━━━ Input data

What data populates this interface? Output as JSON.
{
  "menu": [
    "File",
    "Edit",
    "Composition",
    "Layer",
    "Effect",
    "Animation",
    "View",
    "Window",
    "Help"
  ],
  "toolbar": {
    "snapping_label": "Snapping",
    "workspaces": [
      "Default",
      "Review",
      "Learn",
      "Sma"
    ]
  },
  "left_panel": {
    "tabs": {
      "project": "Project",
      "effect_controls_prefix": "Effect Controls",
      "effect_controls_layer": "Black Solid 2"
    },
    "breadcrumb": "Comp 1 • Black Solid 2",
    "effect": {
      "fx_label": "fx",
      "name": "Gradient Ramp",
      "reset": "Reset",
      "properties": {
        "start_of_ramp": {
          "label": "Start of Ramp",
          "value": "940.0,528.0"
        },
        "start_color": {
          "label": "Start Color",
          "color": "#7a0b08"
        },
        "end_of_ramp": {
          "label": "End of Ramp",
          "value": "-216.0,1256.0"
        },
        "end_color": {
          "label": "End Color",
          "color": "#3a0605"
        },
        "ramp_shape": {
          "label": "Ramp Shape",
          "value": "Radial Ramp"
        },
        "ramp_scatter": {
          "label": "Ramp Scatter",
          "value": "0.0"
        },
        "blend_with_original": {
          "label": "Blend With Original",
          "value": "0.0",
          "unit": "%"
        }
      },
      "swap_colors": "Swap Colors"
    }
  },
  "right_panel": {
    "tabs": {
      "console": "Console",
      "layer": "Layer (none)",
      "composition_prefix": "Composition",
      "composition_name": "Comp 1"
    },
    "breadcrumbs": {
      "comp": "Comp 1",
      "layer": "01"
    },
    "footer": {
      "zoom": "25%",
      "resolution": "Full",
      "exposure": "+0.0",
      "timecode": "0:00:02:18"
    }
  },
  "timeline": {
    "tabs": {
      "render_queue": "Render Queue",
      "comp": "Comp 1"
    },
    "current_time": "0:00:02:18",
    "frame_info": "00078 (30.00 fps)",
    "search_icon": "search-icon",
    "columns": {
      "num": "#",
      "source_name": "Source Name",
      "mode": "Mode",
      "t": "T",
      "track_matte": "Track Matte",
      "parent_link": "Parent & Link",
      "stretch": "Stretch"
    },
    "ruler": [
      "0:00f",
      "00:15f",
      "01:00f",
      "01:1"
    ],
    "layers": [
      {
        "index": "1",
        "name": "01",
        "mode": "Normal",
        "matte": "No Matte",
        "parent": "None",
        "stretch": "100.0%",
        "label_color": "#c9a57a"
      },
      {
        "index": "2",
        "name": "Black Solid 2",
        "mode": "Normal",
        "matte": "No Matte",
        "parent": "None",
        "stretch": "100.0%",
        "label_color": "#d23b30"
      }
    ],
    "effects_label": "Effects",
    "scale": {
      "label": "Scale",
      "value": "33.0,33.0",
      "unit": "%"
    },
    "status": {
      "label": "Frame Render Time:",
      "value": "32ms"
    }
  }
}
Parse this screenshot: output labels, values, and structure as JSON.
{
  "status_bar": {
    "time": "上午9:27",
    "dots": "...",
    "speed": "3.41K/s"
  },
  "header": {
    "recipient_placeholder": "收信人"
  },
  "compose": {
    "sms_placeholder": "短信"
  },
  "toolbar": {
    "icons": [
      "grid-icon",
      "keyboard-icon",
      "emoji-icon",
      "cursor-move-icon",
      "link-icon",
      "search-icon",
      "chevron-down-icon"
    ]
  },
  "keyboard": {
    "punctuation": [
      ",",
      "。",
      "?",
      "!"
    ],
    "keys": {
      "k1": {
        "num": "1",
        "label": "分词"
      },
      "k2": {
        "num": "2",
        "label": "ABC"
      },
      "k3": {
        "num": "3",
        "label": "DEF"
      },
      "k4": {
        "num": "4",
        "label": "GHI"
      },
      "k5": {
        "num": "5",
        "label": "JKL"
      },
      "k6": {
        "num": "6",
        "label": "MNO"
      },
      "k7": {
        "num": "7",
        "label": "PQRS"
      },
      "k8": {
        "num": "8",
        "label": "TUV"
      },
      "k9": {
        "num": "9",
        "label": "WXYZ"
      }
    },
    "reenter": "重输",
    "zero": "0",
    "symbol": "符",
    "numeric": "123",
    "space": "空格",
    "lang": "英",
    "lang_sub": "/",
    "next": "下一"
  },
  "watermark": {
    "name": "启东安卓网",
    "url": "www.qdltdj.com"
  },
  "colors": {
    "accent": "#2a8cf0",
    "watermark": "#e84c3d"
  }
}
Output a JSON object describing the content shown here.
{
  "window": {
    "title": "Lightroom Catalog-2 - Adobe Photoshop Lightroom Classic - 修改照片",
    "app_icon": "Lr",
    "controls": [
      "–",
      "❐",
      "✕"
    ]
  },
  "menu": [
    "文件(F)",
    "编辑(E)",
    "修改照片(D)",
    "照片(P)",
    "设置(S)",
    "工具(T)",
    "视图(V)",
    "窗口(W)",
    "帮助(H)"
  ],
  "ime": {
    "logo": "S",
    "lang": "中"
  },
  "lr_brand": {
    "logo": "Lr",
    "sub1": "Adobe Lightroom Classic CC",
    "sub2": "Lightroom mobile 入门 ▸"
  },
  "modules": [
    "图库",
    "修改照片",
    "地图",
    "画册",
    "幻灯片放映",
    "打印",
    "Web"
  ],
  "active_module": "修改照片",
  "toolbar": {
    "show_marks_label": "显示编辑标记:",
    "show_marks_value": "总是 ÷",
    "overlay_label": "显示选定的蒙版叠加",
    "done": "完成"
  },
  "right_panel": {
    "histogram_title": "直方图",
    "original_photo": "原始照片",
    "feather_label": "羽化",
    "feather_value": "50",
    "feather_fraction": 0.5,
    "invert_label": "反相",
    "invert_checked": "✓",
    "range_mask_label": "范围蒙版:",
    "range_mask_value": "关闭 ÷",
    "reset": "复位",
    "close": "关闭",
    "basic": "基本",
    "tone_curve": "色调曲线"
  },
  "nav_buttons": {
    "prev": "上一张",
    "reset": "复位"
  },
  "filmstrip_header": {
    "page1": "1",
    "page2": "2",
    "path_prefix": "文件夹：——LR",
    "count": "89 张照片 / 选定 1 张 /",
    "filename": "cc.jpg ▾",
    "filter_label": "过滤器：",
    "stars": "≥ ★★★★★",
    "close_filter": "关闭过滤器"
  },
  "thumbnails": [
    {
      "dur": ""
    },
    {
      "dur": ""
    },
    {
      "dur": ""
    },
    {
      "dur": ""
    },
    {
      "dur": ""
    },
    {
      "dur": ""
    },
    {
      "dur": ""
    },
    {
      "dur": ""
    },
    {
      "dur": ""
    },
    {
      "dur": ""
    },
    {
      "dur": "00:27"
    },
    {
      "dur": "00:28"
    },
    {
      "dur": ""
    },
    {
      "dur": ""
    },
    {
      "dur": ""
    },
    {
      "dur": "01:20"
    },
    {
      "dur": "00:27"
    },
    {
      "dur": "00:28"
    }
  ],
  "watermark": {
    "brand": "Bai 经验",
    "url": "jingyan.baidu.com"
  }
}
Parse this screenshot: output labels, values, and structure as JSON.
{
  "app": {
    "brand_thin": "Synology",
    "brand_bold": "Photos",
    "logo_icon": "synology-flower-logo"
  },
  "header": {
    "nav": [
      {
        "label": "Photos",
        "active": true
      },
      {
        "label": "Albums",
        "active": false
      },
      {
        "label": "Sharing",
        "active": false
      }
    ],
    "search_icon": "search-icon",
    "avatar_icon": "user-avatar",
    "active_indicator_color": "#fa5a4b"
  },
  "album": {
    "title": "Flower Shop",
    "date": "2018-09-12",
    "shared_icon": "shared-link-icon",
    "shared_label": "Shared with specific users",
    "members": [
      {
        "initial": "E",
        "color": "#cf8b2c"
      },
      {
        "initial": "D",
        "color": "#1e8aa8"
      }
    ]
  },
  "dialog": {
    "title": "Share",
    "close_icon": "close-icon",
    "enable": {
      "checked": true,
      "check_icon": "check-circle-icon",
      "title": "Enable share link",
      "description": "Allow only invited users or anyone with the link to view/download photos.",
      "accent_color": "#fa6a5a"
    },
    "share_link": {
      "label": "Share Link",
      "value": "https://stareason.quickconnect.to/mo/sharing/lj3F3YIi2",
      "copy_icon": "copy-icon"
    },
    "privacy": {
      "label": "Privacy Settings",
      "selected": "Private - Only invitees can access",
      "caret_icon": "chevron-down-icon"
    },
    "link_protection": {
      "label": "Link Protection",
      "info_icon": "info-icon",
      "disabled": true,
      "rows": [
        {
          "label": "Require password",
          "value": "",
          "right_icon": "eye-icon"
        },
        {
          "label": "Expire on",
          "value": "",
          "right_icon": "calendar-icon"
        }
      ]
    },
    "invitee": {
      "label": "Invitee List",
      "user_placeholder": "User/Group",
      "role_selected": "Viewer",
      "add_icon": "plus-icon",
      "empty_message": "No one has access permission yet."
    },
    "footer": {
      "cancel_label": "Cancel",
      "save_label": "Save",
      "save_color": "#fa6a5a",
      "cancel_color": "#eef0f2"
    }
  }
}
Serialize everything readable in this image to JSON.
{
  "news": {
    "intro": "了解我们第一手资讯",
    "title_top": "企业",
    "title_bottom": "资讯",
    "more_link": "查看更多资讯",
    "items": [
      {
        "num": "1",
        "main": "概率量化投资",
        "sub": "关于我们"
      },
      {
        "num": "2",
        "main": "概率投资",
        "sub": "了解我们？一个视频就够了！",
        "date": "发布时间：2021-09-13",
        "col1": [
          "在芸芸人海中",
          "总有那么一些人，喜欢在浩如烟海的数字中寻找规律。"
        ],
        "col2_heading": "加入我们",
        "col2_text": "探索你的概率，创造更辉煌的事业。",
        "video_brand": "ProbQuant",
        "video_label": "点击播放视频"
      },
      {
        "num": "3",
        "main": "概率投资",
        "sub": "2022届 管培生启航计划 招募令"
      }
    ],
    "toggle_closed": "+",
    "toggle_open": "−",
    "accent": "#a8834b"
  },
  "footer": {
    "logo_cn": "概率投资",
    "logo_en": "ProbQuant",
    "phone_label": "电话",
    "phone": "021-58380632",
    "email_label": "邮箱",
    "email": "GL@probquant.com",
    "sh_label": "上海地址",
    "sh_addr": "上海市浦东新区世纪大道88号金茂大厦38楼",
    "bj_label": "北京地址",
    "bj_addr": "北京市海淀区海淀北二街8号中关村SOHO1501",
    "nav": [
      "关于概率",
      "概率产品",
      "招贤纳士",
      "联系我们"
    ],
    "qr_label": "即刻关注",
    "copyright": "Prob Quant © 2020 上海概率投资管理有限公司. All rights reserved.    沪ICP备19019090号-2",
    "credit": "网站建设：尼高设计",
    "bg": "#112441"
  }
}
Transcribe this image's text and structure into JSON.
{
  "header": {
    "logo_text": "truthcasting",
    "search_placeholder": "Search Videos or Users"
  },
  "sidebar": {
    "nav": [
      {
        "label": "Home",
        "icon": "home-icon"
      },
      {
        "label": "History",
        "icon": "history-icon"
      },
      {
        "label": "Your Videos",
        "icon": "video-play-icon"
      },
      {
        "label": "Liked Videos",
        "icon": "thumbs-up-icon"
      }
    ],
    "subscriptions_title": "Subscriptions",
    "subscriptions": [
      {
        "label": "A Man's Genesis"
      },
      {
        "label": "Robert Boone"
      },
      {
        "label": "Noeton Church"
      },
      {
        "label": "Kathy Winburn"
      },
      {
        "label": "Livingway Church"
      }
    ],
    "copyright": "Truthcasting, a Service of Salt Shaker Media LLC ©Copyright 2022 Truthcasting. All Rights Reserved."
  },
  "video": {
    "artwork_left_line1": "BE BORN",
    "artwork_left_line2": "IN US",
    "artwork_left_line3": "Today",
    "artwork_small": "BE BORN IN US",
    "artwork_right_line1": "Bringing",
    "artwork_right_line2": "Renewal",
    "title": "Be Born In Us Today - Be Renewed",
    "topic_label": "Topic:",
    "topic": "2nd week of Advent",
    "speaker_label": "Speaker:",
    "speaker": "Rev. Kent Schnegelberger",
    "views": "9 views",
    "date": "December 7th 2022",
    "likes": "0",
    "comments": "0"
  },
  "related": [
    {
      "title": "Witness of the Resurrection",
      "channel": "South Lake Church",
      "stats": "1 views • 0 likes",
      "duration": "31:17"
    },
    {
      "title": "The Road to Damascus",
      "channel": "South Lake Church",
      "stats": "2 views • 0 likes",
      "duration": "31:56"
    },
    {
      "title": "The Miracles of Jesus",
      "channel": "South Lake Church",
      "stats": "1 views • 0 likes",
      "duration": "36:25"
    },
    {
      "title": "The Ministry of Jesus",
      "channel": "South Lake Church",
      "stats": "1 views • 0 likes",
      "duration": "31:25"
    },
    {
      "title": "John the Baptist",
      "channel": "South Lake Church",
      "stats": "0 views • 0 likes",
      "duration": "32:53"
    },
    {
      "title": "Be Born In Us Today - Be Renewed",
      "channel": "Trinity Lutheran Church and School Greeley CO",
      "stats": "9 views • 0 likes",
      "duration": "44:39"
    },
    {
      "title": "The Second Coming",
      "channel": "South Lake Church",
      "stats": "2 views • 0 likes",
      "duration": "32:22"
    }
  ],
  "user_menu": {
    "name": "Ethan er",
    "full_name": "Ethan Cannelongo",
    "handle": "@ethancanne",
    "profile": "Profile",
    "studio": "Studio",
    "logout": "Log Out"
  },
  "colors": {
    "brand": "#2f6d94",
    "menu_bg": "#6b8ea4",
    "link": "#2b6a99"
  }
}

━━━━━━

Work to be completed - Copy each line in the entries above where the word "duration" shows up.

Written solution -
      "duration": "31:17"
      "duration": "31:56"
      "duration": "36:25"
      "duration": "31:25"
      "duration": "32:53"
      "duration": "44:39"
      "duration": "32:22"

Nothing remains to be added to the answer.